In M. Night Shyamalan’s science-fiction superhero drama Unbreakable, we are shown a reflection of the real world, with some extraordinary supernatural elements. Bruce Willis plays David Dunn, a security guard who miraculously survives a disastrous train crash, while every single other passenger unfortunately perishes. On the opposite end of the spectrum, we have Samuel L. Jackson’s Elijah Price, a man with the devastating condition of Osteogenesis Imperfecta, also known as “brittle bone disease,” (Character vs. Nature Conflict). The resulting intertwinement of their lives results in a truly memorable story.
After Price hears the news about Dunn’s survival of the train derailment, he tracks him down and has some very peculiar questions for him. Has Dunn ever been sick, or had an injury? Price, an enthusiastic, almost religious collector of comic books, seems to believe that Dunn is a superhero himself. To Dunn and his family, Price seems delusional and mentally troubled. This causes some intense emotional discord between Dunn and his family, notably with his son, Joseph (Spencer Treat Clark). During one particularly impassioned scene, we see the sheer anguish and affliction that this family is experiencing. Their lives have been turned upside down. Yet, while he has trouble admitting it, David Dunn cannot help but feel that Elijah Price might have a point. He honestly cannot remember ever being sick or injured. Is this just Price getting into his head, or is there something more to the story? (Character vs. Self, Character vs. Unknown Conflicts).
As far as Dunn’s categorization as a literary hero, he most appropriately fits as a combination of an epic hero and an accidental hero. After putting some puzzle pieces of his life together, Dunn recognizes that he does indeed possess superhuman abilities, from physical strength to telekinetic emotional connections. However, this leads him into dangerous situations that cause him great amounts of grief and distress. He did not ask for these powers, but they place him in a position that can save lives and change the world around him. By the end of the film, we see him fully transform into a selfless vigilante, risking his own well-being for the sake of others.
In looking to Elijah Price, we see a representation of a romantic hero.
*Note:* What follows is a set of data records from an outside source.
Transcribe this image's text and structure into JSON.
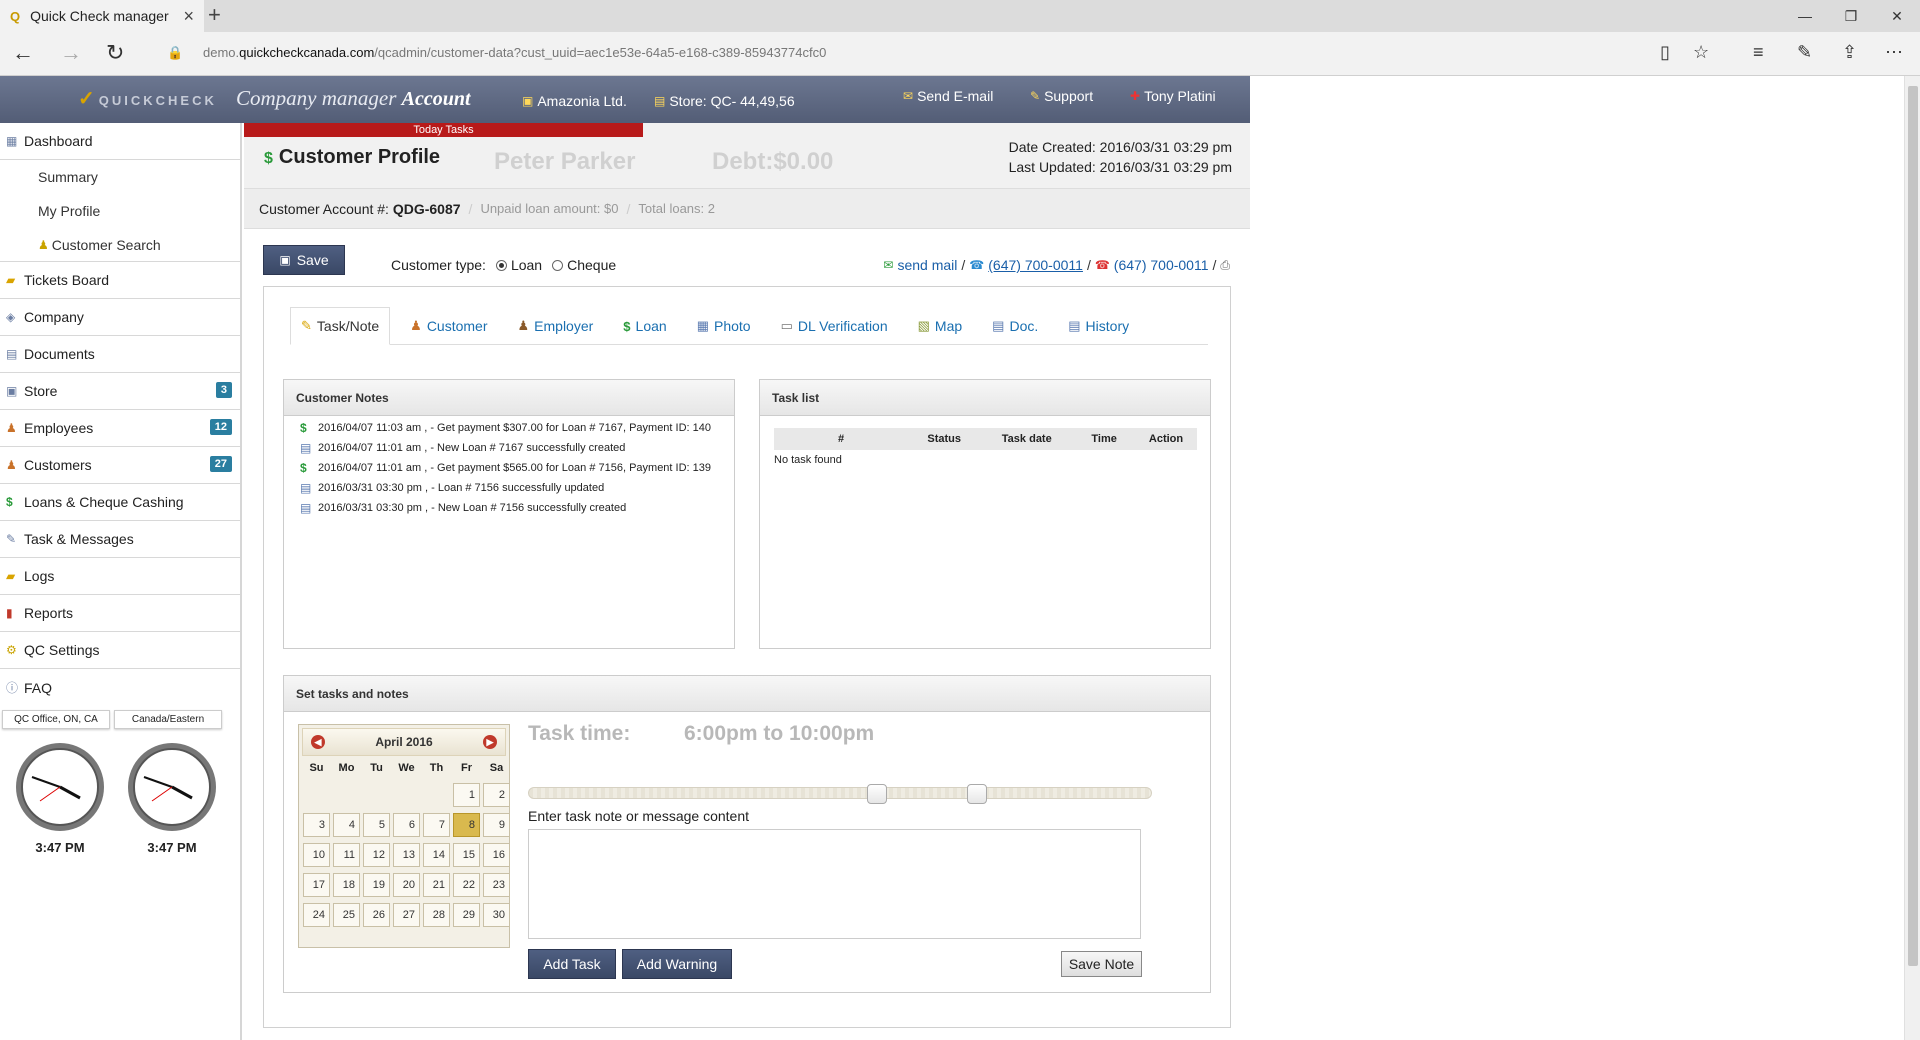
{
  "browser": {
    "tab_title": "Quick Check manager",
    "url_prefix": "demo.",
    "url_domain": "quickcheckcanada.com",
    "url_path": "/qcadmin/customer-data?cust_uuid=aec1e53e-64a5-e168-c389-85943774cfc0"
  },
  "header": {
    "logo": "QUICKCHECK",
    "title": "Company manager ",
    "title_bold": "Account",
    "company": "Amazonia Ltd.",
    "store": "Store: QC- 44,49,56",
    "send_email": "Send E-mail",
    "support": "Support",
    "user": "Tony Platini"
  },
  "sidebar": {
    "dashboard": "Dashboard",
    "sub": [
      "Summary",
      "My Profile",
      "Customer Search"
    ],
    "items": [
      {
        "label": "Tickets Board",
        "badge": ""
      },
      {
        "label": "Company",
        "badge": ""
      },
      {
        "label": "Documents",
        "badge": ""
      },
      {
        "label": "Store",
        "badge": "3"
      },
      {
        "label": "Employees",
        "badge": "12"
      },
      {
        "label": "Customers",
        "badge": "27"
      },
      {
        "label": "Loans & Cheque Cashing",
        "badge": ""
      },
      {
        "label": "Task & Messages",
        "badge": ""
      },
      {
        "label": "Logs",
        "badge": ""
      },
      {
        "label": "Reports",
        "badge": ""
      },
      {
        "label": "QC Settings",
        "badge": ""
      },
      {
        "label": "FAQ",
        "badge": ""
      }
    ],
    "tz": [
      "QC Office, ON, CA",
      "Canada/Eastern"
    ],
    "clock_times": [
      "3:47 PM",
      "3:47 PM"
    ]
  },
  "profile": {
    "today_tasks": "Today Tasks",
    "title": "Customer Profile",
    "name": "Peter Parker",
    "debt": "Debt:$0.00",
    "date_created": "Date Created: 2016/03/31 03:29 pm",
    "last_updated": "Last Updated: 2016/03/31 03:29 pm",
    "account_label": "Customer Account #:",
    "account_no": "QDG-6087",
    "unpaid": "Unpaid loan amount: $0",
    "total_loans": "Total loans: 2"
  },
  "toolbar": {
    "save": "Save",
    "customer_type_label": "Customer type:",
    "opt_loan": "Loan",
    "opt_cheque": "Cheque",
    "send_mail": "send mail",
    "phone1": "(647) 700-0011",
    "phone2": "(647) 700-0011"
  },
  "tabs": [
    "Task/Note",
    "Customer",
    "Employer",
    "Loan",
    "Photo",
    "DL Verification",
    "Map",
    "Doc.",
    "History"
  ],
  "notes": {
    "title": "Customer Notes",
    "rows": [
      {
        "icon": "dollar",
        "text": "2016/04/07 11:03 am , - Get payment $307.00 for Loan # 7167, Payment ID: 140"
      },
      {
        "icon": "doc",
        "text": "2016/04/07 11:01 am , - New Loan # 7167 successfully created"
      },
      {
        "icon": "dollar",
        "text": "2016/04/07 11:01 am , - Get payment $565.00 for Loan # 7156, Payment ID: 139"
      },
      {
        "icon": "doc",
        "text": "2016/03/31 03:30 pm , - Loan # 7156 successfully updated"
      },
      {
        "icon": "doc",
        "text": "2016/03/31 03:30 pm , - New Loan # 7156 successfully created"
      }
    ]
  },
  "tasks": {
    "title": "Task list",
    "columns": [
      "#",
      "Status",
      "Task date",
      "Time",
      "Action"
    ],
    "empty": "No task found"
  },
  "set_tasks": {
    "title": "Set tasks and notes",
    "calendar_month": "April 2016",
    "dow": [
      "Su",
      "Mo",
      "Tu",
      "We",
      "Th",
      "Fr",
      "Sa"
    ],
    "today": 8,
    "task_time_label": "Task time:",
    "task_time_value": "6:00pm to 10:00pm",
    "slider_range": [
      0.56,
      0.72
    ],
    "note_label": "Enter task note or message content",
    "add_task": "Add Task",
    "add_warning": "Add Warning",
    "save_note": "Save Note"
  }
}
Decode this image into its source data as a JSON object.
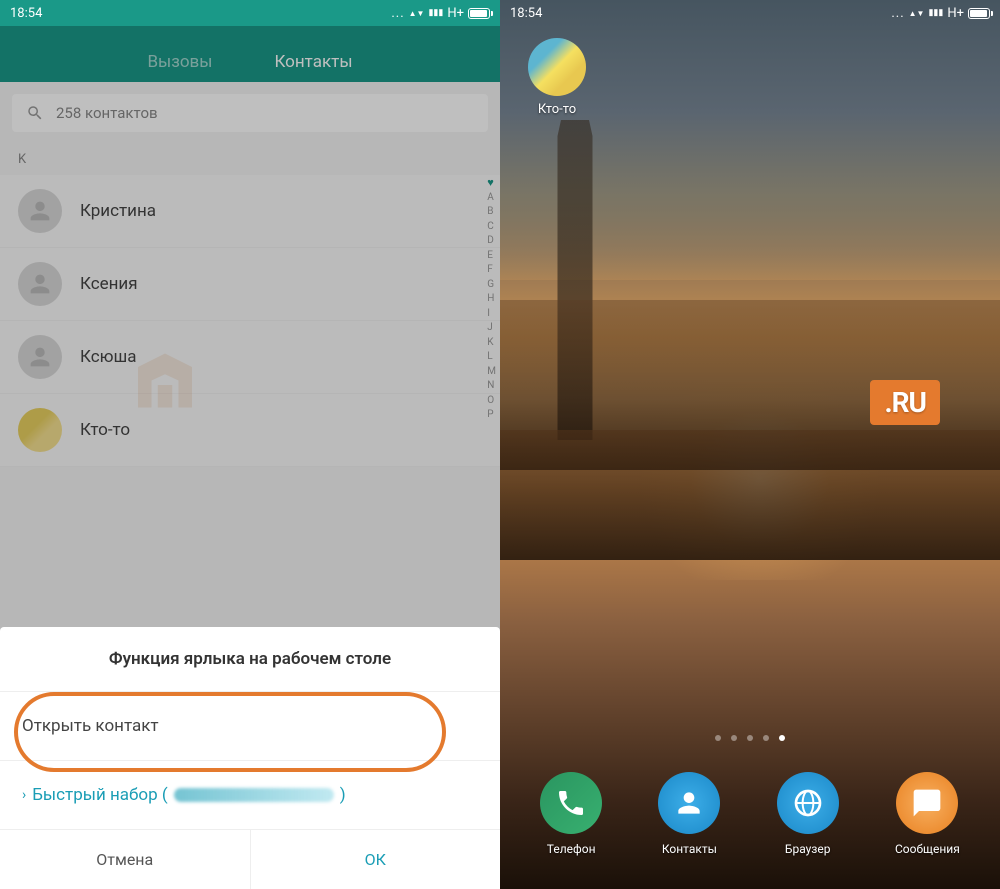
{
  "status": {
    "time": "18:54",
    "network": "H+"
  },
  "left": {
    "tabs": {
      "calls": "Вызовы",
      "contacts": "Контакты"
    },
    "search_placeholder": "258 контактов",
    "section": "K",
    "contacts": [
      {
        "name": "Кристина"
      },
      {
        "name": "Ксения"
      },
      {
        "name": "Ксюша"
      },
      {
        "name": "Кто-то"
      }
    ],
    "alpha": [
      "♥",
      "A",
      "B",
      "C",
      "D",
      "E",
      "F",
      "G",
      "H",
      "I",
      "J",
      "K",
      "L",
      "M",
      "N",
      "O",
      "P"
    ],
    "dialog": {
      "title": "Функция ярлыка на рабочем столе",
      "option_open": "Открыть контакт",
      "option_quick": "Быстрый набор (",
      "option_quick_close": ")",
      "cancel": "Отмена",
      "ok": "ОК"
    }
  },
  "right": {
    "shortcut_label": "Кто-то",
    "dock": [
      {
        "label": "Телефон"
      },
      {
        "label": "Контакты"
      },
      {
        "label": "Браузер"
      },
      {
        "label": "Сообщения"
      }
    ]
  },
  "watermark": {
    "right_text": ".RU"
  }
}
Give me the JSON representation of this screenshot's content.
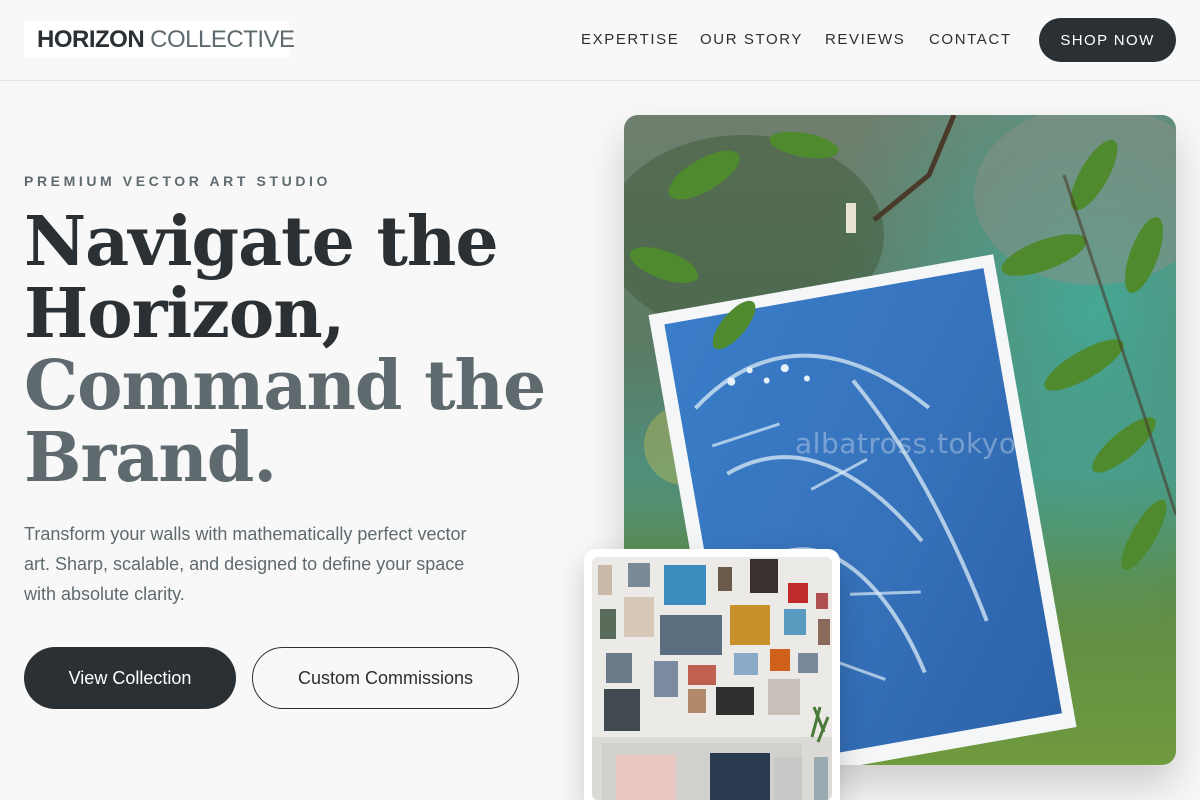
{
  "header": {
    "logo": {
      "strong": "HORIZON",
      "light": "COLLECTIVE"
    },
    "nav": [
      "EXPERTISE",
      "OUR STORY",
      "REVIEWS",
      "CONTACT"
    ],
    "cta": "SHOP NOW"
  },
  "hero": {
    "eyebrow": "PREMIUM VECTOR ART STUDIO",
    "headline": [
      "Navigate the",
      "Horizon,",
      "Command the",
      "Brand."
    ],
    "description": "Transform your walls with mathematically perfect vector art. Sharp, scalable, and designed to define your space with absolute clarity.",
    "primary_button": "View Collection",
    "secondary_button": "Custom Commissions",
    "main_image": {
      "icon": "cyanotype-print-photo",
      "watermark": "albatross.tokyo"
    },
    "inset_image": {
      "icon": "gallery-wall-photo"
    }
  },
  "colors": {
    "dark": "#2a3033",
    "muted": "#5f6a6f",
    "background": "#f8f8f8",
    "accent_blue": "#3b78c4"
  }
}
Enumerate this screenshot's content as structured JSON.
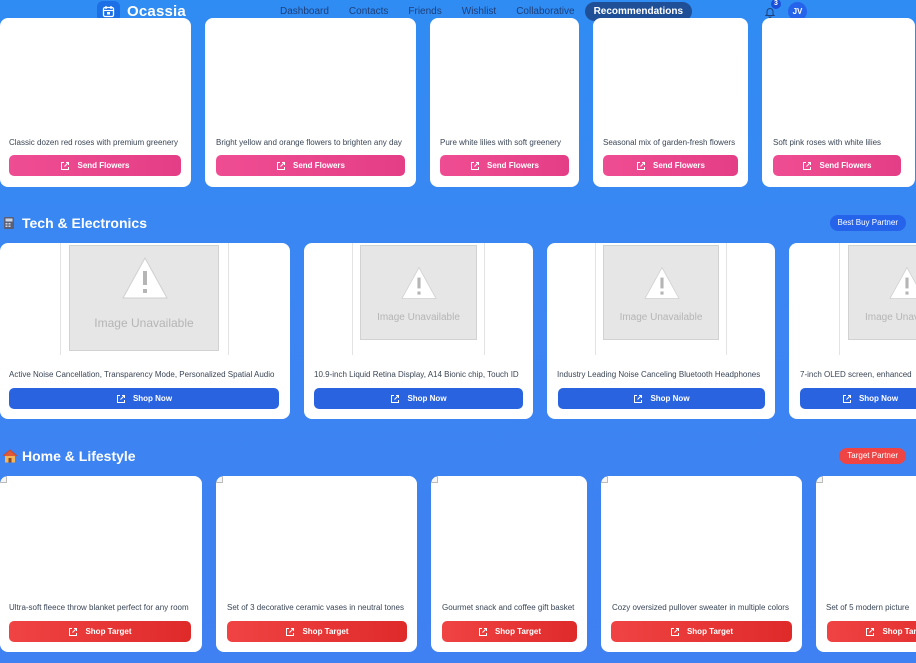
{
  "brand": {
    "name": "Ocassia"
  },
  "nav": {
    "links": [
      "Dashboard",
      "Contacts",
      "Friends",
      "Wishlist",
      "Collaborative",
      "Recommendations"
    ],
    "active": "Recommendations",
    "notification_count": "3",
    "avatar_initials": "JV"
  },
  "flowers": {
    "cards": [
      {
        "desc": "Classic dozen red roses with premium greenery",
        "button": "Send Flowers"
      },
      {
        "desc": "Bright yellow and orange flowers to brighten any day",
        "button": "Send Flowers"
      },
      {
        "desc": "Pure white lilies with soft greenery",
        "button": "Send Flowers"
      },
      {
        "desc": "Seasonal mix of garden-fresh flowers",
        "button": "Send Flowers"
      },
      {
        "desc": "Soft pink roses with white lilies",
        "button": "Send Flowers"
      }
    ]
  },
  "tech": {
    "title": "Tech & Electronics",
    "partner": "Best Buy Partner",
    "placeholder": "Image Unavailable",
    "cards": [
      {
        "desc": "Active Noise Cancellation, Transparency Mode, Personalized Spatial Audio",
        "button": "Shop Now"
      },
      {
        "desc": "10.9-inch Liquid Retina Display, A14 Bionic chip, Touch ID",
        "button": "Shop Now"
      },
      {
        "desc": "Industry Leading Noise Canceling Bluetooth Headphones",
        "button": "Shop Now"
      },
      {
        "desc": "7-inch OLED screen, enhanced",
        "button": "Shop Now"
      }
    ]
  },
  "home": {
    "title": "Home & Lifestyle",
    "partner": "Target Partner",
    "cards": [
      {
        "desc": "Ultra-soft fleece throw blanket perfect for any room",
        "button": "Shop Target"
      },
      {
        "desc": "Set of 3 decorative ceramic vases in neutral tones",
        "button": "Shop Target"
      },
      {
        "desc": "Gourmet snack and coffee gift basket",
        "button": "Shop Target"
      },
      {
        "desc": "Cozy oversized pullover sweater in multiple colors",
        "button": "Shop Target"
      },
      {
        "desc": "Set of 5 modern picture",
        "button": "Shop Target"
      }
    ]
  },
  "colors": {
    "flowers_button": "#e8438a",
    "tech_button": "#2a63e0",
    "home_button": "#e53535",
    "best_buy_badge": "#2563eb",
    "target_badge": "#ef4444"
  }
}
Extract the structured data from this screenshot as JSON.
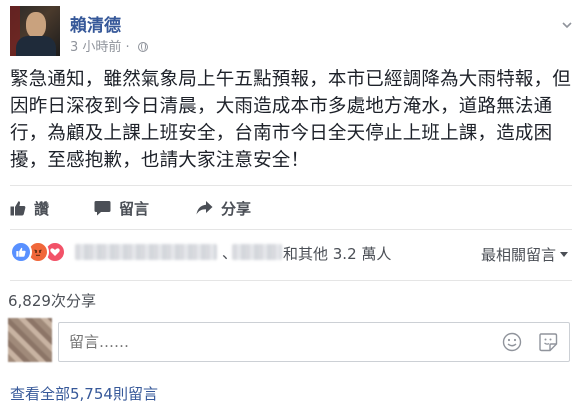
{
  "post": {
    "author": "賴清德",
    "time": "3 小時前",
    "separator": "·",
    "text": "緊急通知，雖然氣象局上午五點預報，本市已經調降為大雨特報，但因昨日深夜到今日清晨，大雨造成本市多處地方淹水，道路無法通行，為顧及上課上班安全，台南市今日全天停止上班上課，造成困擾，至感抱歉，也請大家注意安全！"
  },
  "actions": {
    "like_label": "讚",
    "comment_label": "留言",
    "share_label": "分享"
  },
  "reactions": {
    "icons": [
      "like-icon",
      "angry-icon",
      "love-icon"
    ],
    "separator": "、",
    "others_text": "和其他 3.2 萬人",
    "sort_label": "最相關留言"
  },
  "shares_text": "6,829次分享",
  "comment_box": {
    "placeholder": "留言……"
  },
  "view_all_comments": "查看全部5,754則留言",
  "colors": {
    "link_blue": "#365899",
    "secondary_text": "#90949c",
    "action_text": "#4b4f56",
    "like_blue": "#5890ff",
    "angry_orange": "#f0673a",
    "love_red": "#f25268"
  }
}
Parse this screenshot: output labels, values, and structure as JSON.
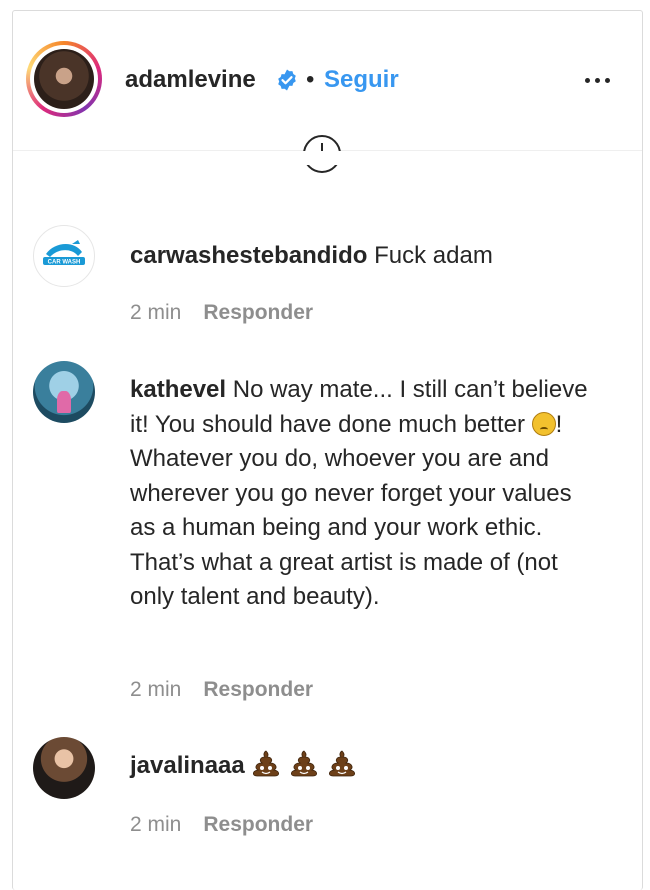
{
  "post_header": {
    "username": "adamlevine",
    "separator": "•",
    "follow_label": "Seguir"
  },
  "comments": [
    {
      "username": "carwashestebandido",
      "text": "Fuck adam",
      "avatar_text": "CAR WASH",
      "time": "2 min",
      "reply_label": "Responder"
    },
    {
      "username": "kathevel",
      "text_before_emoji": "No way mate... I still can’t believe it! You should have done much better ",
      "emoji": "disappointed-face",
      "text_after_emoji": "! Whatever you do, whoever you are and wherever you go never forget your values as a human being and your work ethic. That’s what a great artist is made of (not only talent and beauty).",
      "time": "2 min",
      "reply_label": "Responder"
    },
    {
      "username": "javalinaaa",
      "emoji": "pile-of-poo",
      "emoji_count": 3,
      "time": "2 min",
      "reply_label": "Responder"
    }
  ],
  "colors": {
    "link_blue": "#3897f0",
    "text": "#262626",
    "meta_gray": "#8e8e8e",
    "border": "#dbdbdb"
  }
}
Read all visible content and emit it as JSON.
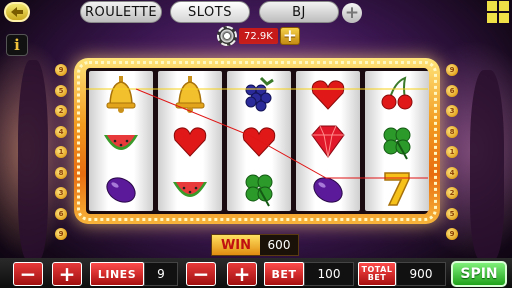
{
  "nav": {
    "tabs": [
      {
        "label": "ROULETTE"
      },
      {
        "label": "SLOTS"
      },
      {
        "label": "BJ"
      }
    ]
  },
  "balance": {
    "coins": "72.9K"
  },
  "info_label": "i",
  "paylines_left": [
    "9",
    "5",
    "2",
    "4",
    "1",
    "8",
    "3",
    "6",
    "9"
  ],
  "paylines_right": [
    "9",
    "6",
    "3",
    "8",
    "1",
    "4",
    "2",
    "5",
    "9"
  ],
  "reels": [
    [
      "bell-icon",
      "watermelon-icon",
      "plum-icon"
    ],
    [
      "bell-icon",
      "heart-icon",
      "watermelon-icon"
    ],
    [
      "grapes-icon",
      "heart-icon",
      "clover-icon"
    ],
    [
      "heart-icon",
      "diamond-icon",
      "plum-icon"
    ],
    [
      "cherries-icon",
      "clover-icon",
      "seven-icon"
    ]
  ],
  "win": {
    "label": "WIN",
    "value": "600"
  },
  "controls": {
    "minus_label": "−",
    "plus_label": "+",
    "lines_label": "LINES",
    "lines_value": "9",
    "bet_label": "BET",
    "bet_value": "100",
    "total_bet_label_1": "TOTAL",
    "total_bet_label_2": "BET",
    "total_bet_value": "900",
    "spin_label": "SPIN"
  },
  "colors": {
    "accent_red": "#c61a1a",
    "spin_green": "#1fa21a",
    "frame_orange": "#f29a20"
  }
}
Due to his disease, he cannot live a normal, everyday life like able-bodied people can (Character vs. Society Conflict). However, instead of giving up, he makes the decision to use his advanced intelligence and fascination with comic books to find his place in society. He amasses an incredibly expansive comic book collection that supports him financially. But, his true goal in life is to discover a superhero in the real world. In his eyes, comic books are historical accounts that have been passed down through the generations. Just as obsessively as he studies comics, he meticulously analyzes catastrophic events, searching for a “lone survivor.”
As for technical aspects of this film, Shyamalan masterfully created the dark, gritty tone through dim lighting, with a color palette focused on gray, dark blue, and brown. The musical score from James Newton Howard added to the emotional depth of this film as well. Additionally, the perfect balance of silence and ambient noise further developed these moods. In the department of cinematography, one especially prominent aspect that I noticed was the incorporation of reflections. This created a sense of mystery and wonder, also forming an intimate link between the audience and the characters. Another intriguing visual element was the display of flashbacks, giving insight into the lives of unfamiliar characters. The editing in these scenes was fantastic, showing us a quick glimpse of major events of the past that would impact the future of the story. The intricate web of storytelling, sound design, cinematography, and editing woven in this film was quite impressive. I look forward to checking out more work from Shyamalan in the future to compare it to this work of art.
MPAA Rating: PG-13
For violence, mature themes, and sexual references